As for the million-dollar question--is either CEO worried about member poaching--both leaders insist they have 100% faith in the other's integrity.
"We've made that very clear, the thing that makes this work is our trust in each other. We're not out to steal their members; they're not trying to steal ours. I think many of us who have community charters know that," Lentz said.
"Robin is not my biggest competitor in San Diego, and I'm sure I'm not her biggest competitor. Both of us lose more business to Bank of America in three months than we lose to each other in three years," he said.
If the two seem suspiciously buddy-buddy, put aside any merger suspicions. Both CEOs strongly stated they have no merger aspirations.
In fact, both seem a little surprised by all the attention. After all, they pointed out, credit unions regularly shared space in the 1960s.
"Everyone thinks that their service is so spectacular, it will be ruined if they do it in front of someone else or in another place, and that's just hooey," Schroeder said.
If the arrangement continues to be beneficial for both credit unions, the two CEOs will look for other ways to save on branching costs. For example, Lentz's location is on the CUSC network, but Schroeder's is not. But, he said, he might consider bringing the vendor in so the two could share a teller.
Both CEOs say they would welcome future branch sharing proposals from other credit unions in the area.
"As a credit union CEO, you have to ask yourself, why would somebody have a checking account or a CD at a bank, when the rates are just terrible? Convenience is the answer. Credit unions have not traditionally been that convenient. We've got some large credit unions that have 20 branches in San Diego county, and that's great, to see credit unions with that kind of exposure.
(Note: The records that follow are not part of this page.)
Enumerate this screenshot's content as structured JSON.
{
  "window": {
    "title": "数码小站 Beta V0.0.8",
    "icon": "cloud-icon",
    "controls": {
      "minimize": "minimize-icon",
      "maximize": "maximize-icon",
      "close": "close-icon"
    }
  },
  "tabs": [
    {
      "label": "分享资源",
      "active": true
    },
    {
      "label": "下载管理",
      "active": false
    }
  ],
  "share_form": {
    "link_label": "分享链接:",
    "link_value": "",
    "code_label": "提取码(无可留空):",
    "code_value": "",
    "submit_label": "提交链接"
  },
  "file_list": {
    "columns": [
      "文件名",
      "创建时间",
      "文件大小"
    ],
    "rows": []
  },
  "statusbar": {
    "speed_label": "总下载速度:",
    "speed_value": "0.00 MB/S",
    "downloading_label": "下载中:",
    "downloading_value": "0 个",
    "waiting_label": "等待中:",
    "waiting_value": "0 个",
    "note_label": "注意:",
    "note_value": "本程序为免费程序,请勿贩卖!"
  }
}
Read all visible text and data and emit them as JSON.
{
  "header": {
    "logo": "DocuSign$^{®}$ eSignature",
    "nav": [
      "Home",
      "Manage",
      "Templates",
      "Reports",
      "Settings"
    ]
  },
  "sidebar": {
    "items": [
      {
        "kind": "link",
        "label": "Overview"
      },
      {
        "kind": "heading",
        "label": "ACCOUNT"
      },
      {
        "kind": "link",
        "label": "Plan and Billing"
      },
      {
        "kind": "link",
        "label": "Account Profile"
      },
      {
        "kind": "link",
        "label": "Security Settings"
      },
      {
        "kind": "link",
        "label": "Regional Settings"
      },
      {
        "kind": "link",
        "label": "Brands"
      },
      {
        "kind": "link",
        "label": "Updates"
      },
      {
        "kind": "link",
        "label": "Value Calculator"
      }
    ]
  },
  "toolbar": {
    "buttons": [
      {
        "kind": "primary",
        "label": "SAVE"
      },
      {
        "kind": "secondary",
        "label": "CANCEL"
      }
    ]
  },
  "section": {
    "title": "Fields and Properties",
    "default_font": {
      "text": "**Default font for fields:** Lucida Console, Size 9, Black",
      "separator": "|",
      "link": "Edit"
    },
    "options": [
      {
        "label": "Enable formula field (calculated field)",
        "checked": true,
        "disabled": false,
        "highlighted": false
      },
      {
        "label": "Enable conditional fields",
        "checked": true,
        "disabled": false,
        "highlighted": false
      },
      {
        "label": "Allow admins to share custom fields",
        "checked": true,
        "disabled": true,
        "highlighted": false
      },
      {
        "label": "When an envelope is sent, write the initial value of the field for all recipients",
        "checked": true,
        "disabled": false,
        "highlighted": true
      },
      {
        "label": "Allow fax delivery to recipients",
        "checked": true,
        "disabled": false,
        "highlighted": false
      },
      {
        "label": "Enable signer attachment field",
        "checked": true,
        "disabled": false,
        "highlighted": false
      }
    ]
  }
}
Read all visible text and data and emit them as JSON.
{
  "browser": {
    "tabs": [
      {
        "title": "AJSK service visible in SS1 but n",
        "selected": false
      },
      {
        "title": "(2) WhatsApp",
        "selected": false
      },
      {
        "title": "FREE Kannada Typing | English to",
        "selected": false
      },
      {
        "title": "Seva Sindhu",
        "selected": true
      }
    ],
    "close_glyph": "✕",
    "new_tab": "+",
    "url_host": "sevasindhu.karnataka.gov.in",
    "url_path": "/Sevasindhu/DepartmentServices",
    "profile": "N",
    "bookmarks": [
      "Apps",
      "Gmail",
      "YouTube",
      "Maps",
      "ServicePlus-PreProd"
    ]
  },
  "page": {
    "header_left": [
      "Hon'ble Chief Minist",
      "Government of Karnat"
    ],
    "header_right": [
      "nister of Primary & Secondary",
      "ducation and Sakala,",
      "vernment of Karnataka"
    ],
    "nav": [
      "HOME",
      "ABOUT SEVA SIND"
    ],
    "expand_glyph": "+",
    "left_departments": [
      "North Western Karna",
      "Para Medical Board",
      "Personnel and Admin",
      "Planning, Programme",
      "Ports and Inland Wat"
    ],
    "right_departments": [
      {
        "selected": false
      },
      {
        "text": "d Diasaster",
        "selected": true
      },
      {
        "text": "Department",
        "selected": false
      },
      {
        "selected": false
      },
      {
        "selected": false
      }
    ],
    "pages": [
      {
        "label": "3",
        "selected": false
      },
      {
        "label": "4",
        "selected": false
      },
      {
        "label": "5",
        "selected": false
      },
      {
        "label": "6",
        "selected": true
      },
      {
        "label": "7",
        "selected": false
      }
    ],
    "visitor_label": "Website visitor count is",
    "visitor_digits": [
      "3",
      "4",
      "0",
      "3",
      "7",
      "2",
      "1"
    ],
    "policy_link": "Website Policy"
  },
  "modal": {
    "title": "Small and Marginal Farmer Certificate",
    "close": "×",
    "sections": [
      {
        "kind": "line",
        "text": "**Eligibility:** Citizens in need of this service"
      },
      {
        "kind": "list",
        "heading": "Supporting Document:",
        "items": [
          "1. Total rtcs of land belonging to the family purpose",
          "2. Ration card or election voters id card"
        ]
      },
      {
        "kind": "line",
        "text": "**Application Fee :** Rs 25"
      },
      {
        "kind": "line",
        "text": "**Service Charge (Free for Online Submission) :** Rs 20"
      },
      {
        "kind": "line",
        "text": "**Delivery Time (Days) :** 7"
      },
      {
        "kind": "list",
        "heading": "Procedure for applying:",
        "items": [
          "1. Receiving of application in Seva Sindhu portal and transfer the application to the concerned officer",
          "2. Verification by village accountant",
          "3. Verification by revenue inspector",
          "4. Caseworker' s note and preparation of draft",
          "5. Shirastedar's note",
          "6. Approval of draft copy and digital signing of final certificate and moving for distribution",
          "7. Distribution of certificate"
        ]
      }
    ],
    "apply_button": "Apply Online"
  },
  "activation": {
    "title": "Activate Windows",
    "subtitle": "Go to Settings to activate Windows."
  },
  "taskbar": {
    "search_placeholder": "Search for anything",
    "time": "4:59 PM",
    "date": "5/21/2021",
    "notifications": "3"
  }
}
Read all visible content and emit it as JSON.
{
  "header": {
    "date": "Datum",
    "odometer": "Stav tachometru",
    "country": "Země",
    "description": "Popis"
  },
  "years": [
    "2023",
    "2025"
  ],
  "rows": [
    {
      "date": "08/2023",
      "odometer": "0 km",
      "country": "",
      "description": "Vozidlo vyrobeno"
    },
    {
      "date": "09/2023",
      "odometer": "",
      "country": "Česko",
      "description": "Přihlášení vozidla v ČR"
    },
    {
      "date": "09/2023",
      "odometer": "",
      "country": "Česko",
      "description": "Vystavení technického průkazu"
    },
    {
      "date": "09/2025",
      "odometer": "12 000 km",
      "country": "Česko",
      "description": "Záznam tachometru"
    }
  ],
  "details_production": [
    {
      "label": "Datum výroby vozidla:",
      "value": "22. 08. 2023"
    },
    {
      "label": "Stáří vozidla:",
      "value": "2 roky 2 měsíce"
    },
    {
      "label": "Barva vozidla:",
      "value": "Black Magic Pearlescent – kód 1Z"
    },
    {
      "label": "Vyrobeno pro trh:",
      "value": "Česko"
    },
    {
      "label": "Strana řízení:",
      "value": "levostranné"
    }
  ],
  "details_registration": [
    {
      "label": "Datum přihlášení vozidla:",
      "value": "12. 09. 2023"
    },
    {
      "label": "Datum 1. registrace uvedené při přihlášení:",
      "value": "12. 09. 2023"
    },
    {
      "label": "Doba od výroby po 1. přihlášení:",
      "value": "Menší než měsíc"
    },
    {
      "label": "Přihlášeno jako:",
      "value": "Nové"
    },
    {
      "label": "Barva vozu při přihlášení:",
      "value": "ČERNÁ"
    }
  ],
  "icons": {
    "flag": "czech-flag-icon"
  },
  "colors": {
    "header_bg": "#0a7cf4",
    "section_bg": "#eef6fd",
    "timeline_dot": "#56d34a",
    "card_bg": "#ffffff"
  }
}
But I can't afford that, so I have to cheat and find ways to have branch locations without paying for them," Schroeder said. --firstname.lastname@example.org